The Rise, Fall, and Rise of Sbarro

“One hundred days. That’s how long Jim Greco gave himself to right the sinking ship that was Sbarro when he took over as president and CEO in February,” according to QSR.

“The company filed for Chapter 11 bankruptcy in April 2011 and emerged from it in November, having shed $200 million in debt and 25 underperforming sites. But jiggering liabilities on a balance sheet had not addressed the limitations—which ranged from a subpar pizza recipe to an overreliance on mall traffic—that had caused Sbarro to drown.

“I recognize that Sbarro had, over the last several years, lost its lead in the space it operates,” Greco says. “Sbarro is an iconic brand with name recognition. And that is something that’s really hard to create and is very valuable. So I thought that it was a great place to start to build something back.”

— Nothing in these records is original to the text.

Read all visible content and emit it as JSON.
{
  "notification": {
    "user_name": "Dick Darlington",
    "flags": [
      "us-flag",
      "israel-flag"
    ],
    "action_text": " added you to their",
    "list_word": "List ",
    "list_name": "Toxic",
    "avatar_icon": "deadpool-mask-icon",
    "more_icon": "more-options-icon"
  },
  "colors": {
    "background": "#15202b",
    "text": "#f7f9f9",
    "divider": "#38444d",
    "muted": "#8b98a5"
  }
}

On February 1, Greco stepped into Sbarro headquarters to recast the brand as a fast-casual contender. He concocted a formula called the 100 Day Plan, detailing how the Italian quick serve would leverage people, place, product, and positioning to enact its resurrection.”